After lunch in town, it was time for a 40min drive to the airport for our 16.30 flight to HK. Val has booked us into the Holiday Inn in Kowloon for 3 nights.

With General Fubo in the park.

Wedding photo.

Tuesday, October 11, 2016


On our agenda today was a visit to the Longsheng Rice Terraces, a 2 hour drive into the country, the last half hour up a very winding road with a nail biting steep drop on one side. C would be sick after 2 mins!  Our driver was expert, though the vehicle could use extra power. He relied on mirrors positioned on the roadside at the worst hairpin bends as well as tooting the horn to warn oncoming vehicles.

Then we walked up a country road through the rice terraces, with magnificent views looking down. The terraces are beautiful: the ones looking south have rice just about ready, the ones looking north still green: row after row as far as the eye can see. There were a few other crops such as sweet potatoes, green beans, ginger, tarot; in the village many hens and duc
ks in the ditches between the houses. They seemed to be pretty self sufficient.

Photo at the airport, showing the rice terraces flooded in spring ready for planting.

Local women selling vegetables


Our guide at the village entrance.

Longhi Zhuang Ecomuseum Exhibit Centre

This was an excellent museum of Zhuang minority life. It was in a traditional village in middle of the rice terraces. We had lunch in the village. The tea, served first, was ultra sweet. The highlight of the meal, though, was sticky rice baked in bamboo.

Rice baked in bamboo.

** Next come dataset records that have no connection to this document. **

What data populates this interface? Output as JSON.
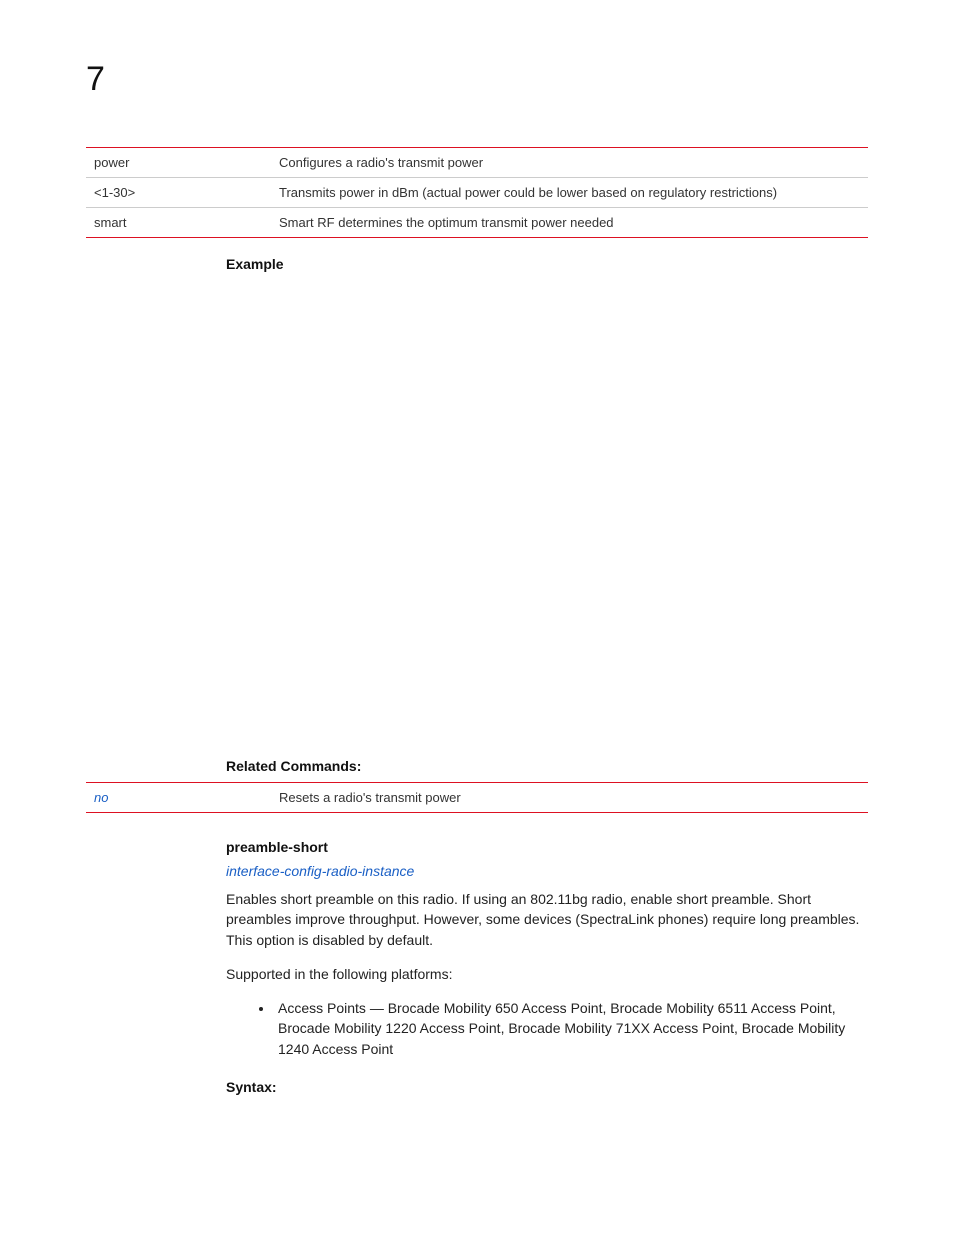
{
  "chapter_number": "7",
  "param_table": {
    "rows": [
      {
        "name": "power",
        "desc": "Configures a radio's transmit power"
      },
      {
        "name": "<1-30>",
        "desc": "Transmits power in dBm (actual power could be lower based on regulatory restrictions)"
      },
      {
        "name": "smart",
        "desc": "Smart RF determines the optimum transmit power needed"
      }
    ]
  },
  "headings": {
    "example": "Example",
    "related": "Related Commands:",
    "preamble": "preamble-short",
    "syntax": "Syntax:"
  },
  "related_table": {
    "rows": [
      {
        "cmd": "no",
        "desc": "Resets a radio's transmit power"
      }
    ]
  },
  "preamble": {
    "link": "interface-config-radio-instance",
    "desc": "Enables short preamble on this radio. If using an 802.11bg radio, enable short preamble. Short preambles improve throughput. However, some devices (SpectraLink phones) require long preambles. This option is disabled by default.",
    "platform_intro": "Supported in the following platforms:",
    "platform_bullet": "Access Points — Brocade Mobility 650 Access Point, Brocade Mobility 6511 Access Point, Brocade Mobility 1220 Access Point, Brocade Mobility 71XX Access Point, Brocade Mobility 1240 Access Point"
  }
}
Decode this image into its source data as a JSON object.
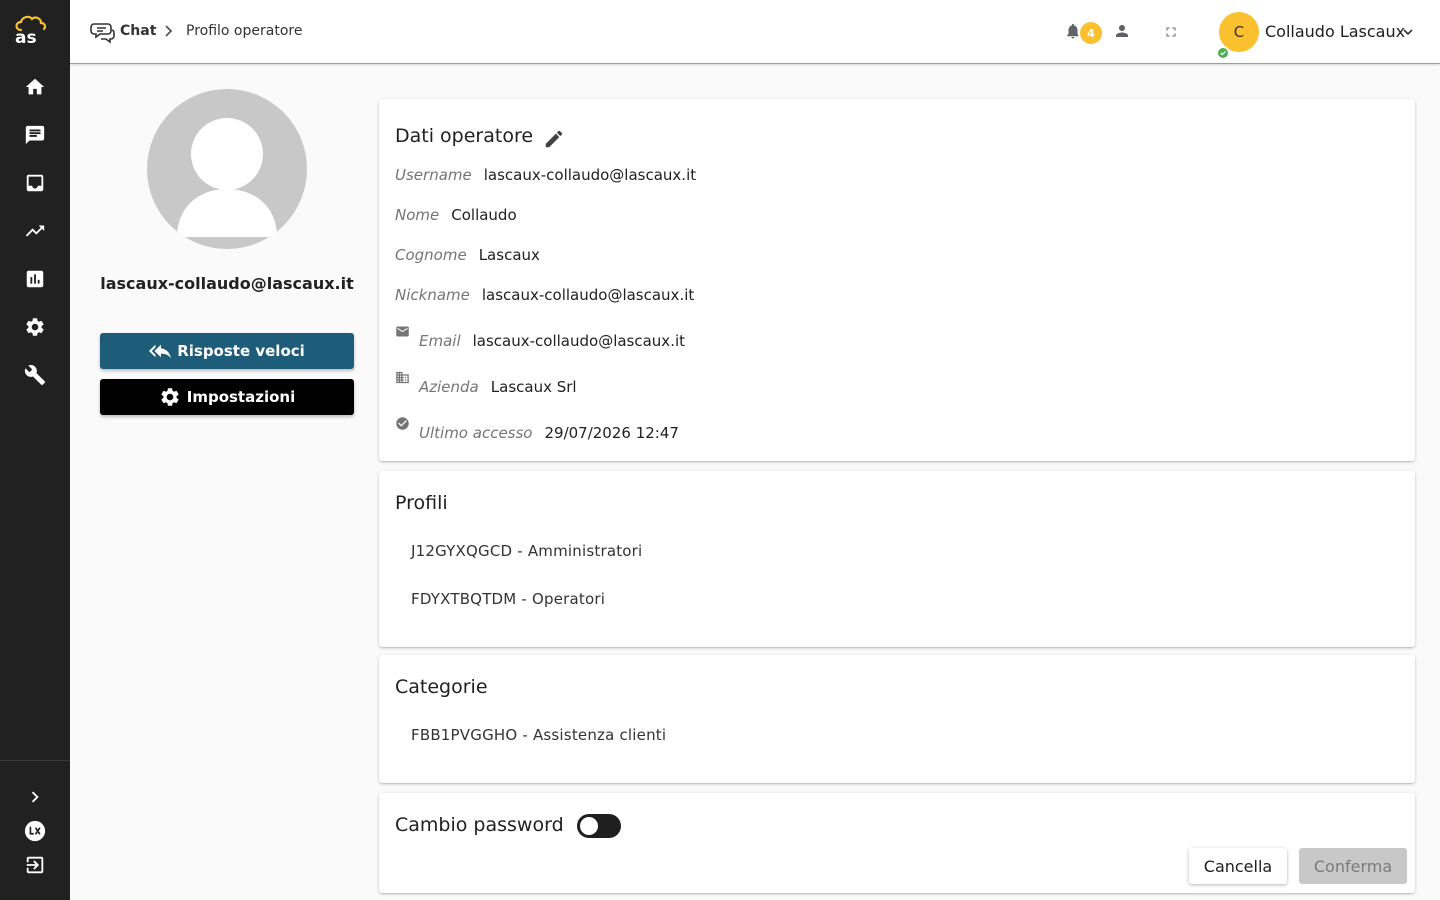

Traditional cooking and eating set up in the museum.

Embroidered flax backpack.

Snake in the grass on the way down.